[Start of section]
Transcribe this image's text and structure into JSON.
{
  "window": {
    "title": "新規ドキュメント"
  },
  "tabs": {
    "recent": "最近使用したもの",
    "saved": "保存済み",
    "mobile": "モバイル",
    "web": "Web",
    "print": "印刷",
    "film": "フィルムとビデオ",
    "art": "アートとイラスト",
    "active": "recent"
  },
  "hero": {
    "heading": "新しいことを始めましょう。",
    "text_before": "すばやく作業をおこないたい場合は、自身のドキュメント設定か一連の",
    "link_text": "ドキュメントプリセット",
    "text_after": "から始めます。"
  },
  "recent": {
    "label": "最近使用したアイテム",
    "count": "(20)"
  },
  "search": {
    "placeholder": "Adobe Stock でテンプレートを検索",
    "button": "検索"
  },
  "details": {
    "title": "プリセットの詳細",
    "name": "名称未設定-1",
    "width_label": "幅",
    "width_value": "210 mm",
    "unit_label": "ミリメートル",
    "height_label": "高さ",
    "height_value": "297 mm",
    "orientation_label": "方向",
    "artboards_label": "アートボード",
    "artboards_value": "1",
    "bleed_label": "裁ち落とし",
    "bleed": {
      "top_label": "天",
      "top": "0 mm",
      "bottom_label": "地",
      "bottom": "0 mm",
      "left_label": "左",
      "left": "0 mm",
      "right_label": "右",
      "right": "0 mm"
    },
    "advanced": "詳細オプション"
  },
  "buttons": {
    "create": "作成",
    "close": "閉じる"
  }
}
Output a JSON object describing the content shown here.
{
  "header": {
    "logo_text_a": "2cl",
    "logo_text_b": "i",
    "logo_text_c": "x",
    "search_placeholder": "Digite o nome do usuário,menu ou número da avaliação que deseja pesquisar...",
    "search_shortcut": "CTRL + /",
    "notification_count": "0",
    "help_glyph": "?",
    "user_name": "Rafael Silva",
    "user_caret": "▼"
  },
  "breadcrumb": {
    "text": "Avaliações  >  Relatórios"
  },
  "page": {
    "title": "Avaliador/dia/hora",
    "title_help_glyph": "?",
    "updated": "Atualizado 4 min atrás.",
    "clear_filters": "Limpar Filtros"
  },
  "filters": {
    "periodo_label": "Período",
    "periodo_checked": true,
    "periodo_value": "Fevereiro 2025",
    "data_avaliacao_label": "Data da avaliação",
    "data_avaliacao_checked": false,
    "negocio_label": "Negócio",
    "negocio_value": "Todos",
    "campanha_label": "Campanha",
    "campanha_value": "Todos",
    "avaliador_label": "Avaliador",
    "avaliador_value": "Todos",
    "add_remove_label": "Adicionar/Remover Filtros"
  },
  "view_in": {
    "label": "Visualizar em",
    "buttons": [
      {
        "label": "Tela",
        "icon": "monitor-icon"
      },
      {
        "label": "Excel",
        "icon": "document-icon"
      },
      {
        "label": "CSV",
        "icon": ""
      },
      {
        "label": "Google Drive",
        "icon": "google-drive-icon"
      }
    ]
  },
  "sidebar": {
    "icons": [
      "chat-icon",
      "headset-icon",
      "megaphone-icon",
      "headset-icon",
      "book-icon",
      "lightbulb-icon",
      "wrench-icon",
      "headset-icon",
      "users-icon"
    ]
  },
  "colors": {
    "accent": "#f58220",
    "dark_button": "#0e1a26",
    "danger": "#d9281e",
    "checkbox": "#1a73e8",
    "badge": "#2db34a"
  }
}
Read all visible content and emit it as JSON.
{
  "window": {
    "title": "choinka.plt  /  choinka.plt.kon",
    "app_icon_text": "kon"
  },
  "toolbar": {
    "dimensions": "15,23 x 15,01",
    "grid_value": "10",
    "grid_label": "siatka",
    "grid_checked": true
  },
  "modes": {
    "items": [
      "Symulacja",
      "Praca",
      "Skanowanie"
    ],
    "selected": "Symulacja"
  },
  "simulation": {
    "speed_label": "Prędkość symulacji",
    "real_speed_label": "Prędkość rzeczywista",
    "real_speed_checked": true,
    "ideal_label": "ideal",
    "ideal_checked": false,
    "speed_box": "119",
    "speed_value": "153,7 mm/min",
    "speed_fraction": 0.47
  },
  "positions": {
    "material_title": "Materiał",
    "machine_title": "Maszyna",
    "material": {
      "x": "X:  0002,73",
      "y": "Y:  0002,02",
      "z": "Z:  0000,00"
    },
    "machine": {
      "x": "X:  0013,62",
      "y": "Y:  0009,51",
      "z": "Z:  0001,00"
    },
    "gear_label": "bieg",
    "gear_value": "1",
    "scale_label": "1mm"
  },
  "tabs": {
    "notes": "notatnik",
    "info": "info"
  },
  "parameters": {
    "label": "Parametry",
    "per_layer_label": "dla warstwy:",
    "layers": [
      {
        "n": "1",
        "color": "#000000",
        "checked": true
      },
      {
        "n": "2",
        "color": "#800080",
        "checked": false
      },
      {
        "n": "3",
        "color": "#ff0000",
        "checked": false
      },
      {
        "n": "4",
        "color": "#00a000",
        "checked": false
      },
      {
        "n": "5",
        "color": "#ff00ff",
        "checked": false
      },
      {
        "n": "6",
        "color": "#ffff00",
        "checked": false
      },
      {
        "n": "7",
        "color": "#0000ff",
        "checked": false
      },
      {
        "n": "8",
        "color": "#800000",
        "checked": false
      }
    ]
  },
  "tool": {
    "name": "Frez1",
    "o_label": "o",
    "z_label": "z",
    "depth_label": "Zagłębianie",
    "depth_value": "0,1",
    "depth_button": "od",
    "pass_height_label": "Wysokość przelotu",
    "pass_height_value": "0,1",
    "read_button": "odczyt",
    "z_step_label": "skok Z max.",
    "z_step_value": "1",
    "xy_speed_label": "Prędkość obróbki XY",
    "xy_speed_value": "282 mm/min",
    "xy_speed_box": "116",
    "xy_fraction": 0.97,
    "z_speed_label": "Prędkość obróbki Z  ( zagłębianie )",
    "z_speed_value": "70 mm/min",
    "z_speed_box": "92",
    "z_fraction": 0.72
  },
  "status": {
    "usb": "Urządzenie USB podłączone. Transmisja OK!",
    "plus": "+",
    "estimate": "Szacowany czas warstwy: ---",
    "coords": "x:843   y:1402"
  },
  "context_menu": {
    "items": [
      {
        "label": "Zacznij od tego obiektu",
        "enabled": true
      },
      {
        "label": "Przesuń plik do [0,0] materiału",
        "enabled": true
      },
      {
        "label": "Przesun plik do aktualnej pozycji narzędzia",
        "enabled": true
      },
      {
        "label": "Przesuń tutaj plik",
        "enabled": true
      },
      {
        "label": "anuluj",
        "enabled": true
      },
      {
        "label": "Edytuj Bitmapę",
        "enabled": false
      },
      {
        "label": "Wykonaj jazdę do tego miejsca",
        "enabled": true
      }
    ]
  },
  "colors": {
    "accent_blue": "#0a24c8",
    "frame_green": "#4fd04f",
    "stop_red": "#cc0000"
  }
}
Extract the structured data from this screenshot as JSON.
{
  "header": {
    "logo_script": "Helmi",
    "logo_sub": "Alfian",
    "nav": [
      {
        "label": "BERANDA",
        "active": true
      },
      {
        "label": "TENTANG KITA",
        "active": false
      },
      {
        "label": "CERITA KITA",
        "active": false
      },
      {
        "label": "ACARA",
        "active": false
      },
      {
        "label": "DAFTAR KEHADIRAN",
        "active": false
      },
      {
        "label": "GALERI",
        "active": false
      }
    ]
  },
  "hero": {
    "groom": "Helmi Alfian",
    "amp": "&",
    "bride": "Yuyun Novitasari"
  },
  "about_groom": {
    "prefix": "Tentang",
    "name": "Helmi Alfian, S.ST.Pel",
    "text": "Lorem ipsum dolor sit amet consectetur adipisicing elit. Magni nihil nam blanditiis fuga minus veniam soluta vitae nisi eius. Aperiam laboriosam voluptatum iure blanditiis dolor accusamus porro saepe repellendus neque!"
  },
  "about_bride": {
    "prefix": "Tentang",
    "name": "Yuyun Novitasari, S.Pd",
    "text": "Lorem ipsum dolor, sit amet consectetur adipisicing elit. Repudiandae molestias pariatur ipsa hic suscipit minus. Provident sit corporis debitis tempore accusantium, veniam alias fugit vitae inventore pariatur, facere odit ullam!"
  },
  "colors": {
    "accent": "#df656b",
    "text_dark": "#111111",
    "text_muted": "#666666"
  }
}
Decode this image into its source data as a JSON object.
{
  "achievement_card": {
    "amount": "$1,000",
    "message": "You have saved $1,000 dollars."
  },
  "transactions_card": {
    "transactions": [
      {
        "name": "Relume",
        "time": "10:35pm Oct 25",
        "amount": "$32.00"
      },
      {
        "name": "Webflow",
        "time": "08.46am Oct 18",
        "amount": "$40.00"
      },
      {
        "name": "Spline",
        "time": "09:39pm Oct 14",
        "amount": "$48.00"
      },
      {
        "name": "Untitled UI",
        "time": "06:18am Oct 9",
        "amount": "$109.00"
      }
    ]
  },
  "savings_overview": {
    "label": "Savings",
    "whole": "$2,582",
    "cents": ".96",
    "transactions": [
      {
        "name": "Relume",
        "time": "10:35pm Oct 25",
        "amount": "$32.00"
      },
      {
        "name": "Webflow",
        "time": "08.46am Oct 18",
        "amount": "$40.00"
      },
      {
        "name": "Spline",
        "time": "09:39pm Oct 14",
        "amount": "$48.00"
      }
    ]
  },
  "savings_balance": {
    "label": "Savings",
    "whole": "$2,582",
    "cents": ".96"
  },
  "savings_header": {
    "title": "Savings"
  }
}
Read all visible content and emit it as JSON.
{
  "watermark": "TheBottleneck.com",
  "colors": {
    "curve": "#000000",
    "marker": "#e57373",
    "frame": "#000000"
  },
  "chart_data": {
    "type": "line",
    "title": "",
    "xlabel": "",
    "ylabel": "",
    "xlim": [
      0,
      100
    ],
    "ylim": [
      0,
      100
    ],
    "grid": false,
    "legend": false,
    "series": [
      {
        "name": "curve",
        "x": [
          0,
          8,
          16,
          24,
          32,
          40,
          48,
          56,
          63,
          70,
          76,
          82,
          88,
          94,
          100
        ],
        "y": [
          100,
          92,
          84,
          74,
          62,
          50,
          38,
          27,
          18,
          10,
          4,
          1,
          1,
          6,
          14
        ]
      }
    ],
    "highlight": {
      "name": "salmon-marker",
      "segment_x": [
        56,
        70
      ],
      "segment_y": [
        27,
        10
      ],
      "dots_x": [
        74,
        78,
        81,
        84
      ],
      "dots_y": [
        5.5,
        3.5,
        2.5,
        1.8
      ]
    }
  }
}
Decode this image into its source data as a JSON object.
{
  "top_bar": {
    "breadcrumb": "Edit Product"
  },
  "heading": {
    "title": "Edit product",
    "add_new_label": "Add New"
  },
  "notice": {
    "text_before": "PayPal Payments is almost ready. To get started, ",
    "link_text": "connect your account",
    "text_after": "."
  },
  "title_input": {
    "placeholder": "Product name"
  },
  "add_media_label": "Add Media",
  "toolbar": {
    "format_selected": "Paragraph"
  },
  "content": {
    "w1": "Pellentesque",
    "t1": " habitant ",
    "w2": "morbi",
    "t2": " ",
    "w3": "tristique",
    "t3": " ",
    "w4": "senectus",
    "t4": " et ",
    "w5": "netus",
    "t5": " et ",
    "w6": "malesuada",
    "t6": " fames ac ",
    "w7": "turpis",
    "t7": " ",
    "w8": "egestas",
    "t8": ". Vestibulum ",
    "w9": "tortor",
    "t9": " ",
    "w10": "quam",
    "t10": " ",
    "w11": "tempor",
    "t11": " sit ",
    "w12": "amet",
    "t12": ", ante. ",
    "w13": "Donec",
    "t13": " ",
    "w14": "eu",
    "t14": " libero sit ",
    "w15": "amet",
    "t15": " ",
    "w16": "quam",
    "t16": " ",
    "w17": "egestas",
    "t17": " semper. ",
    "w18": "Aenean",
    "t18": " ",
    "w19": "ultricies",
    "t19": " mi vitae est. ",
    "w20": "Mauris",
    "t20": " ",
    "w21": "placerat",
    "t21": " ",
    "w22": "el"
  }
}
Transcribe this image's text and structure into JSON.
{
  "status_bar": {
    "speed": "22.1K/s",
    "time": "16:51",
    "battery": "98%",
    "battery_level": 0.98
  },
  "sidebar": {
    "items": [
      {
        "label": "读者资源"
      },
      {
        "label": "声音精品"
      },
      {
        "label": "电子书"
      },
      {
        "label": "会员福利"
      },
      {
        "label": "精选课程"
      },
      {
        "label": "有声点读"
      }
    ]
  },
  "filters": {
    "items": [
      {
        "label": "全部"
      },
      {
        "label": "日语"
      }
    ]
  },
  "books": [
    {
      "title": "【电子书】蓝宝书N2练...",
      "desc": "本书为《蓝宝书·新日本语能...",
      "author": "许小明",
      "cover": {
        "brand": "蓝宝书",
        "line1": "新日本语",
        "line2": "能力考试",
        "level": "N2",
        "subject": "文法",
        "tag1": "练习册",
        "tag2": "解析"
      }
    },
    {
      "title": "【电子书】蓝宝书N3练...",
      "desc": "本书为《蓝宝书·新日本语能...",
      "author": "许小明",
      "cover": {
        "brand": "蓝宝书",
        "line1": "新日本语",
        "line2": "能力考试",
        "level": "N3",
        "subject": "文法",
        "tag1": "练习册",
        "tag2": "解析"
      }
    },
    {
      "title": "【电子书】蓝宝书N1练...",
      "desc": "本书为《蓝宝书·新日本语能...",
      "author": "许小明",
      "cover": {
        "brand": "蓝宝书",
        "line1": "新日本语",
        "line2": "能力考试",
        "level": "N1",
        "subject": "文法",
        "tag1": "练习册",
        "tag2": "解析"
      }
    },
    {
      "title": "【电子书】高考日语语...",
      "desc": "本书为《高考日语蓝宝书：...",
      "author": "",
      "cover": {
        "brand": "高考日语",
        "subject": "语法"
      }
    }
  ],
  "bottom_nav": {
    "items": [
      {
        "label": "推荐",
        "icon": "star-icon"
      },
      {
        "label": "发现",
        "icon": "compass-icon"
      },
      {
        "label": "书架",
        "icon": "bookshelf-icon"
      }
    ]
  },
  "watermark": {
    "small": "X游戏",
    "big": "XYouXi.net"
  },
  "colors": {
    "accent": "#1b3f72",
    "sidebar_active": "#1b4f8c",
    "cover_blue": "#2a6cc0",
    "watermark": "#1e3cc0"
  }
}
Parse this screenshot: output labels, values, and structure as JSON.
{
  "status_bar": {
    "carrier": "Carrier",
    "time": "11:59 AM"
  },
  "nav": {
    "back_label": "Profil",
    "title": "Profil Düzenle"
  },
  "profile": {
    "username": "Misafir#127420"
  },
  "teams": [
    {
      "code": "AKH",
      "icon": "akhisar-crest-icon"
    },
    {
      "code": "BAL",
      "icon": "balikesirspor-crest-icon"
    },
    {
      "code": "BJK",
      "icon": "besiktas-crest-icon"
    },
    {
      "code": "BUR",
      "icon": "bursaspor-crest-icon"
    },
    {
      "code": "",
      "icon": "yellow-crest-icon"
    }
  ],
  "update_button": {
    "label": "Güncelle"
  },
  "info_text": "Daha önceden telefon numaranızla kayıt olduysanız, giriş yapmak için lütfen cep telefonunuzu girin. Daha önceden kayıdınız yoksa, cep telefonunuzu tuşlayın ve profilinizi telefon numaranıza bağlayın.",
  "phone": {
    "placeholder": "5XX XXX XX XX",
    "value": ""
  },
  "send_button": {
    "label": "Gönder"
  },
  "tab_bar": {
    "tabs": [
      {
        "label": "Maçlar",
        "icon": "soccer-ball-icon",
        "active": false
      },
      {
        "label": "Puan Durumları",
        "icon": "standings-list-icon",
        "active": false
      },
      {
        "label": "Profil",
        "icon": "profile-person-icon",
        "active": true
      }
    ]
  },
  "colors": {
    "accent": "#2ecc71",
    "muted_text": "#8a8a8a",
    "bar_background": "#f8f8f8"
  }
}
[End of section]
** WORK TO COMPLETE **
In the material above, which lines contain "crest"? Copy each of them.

** EXERCISE RESPONSE **
      "icon": "akhisar-crest-icon"
      "icon": "balikesirspor-crest-icon"
      "icon": "besiktas-crest-icon"
      "icon": "bursaspor-crest-icon"
      "icon": "yellow-crest-icon"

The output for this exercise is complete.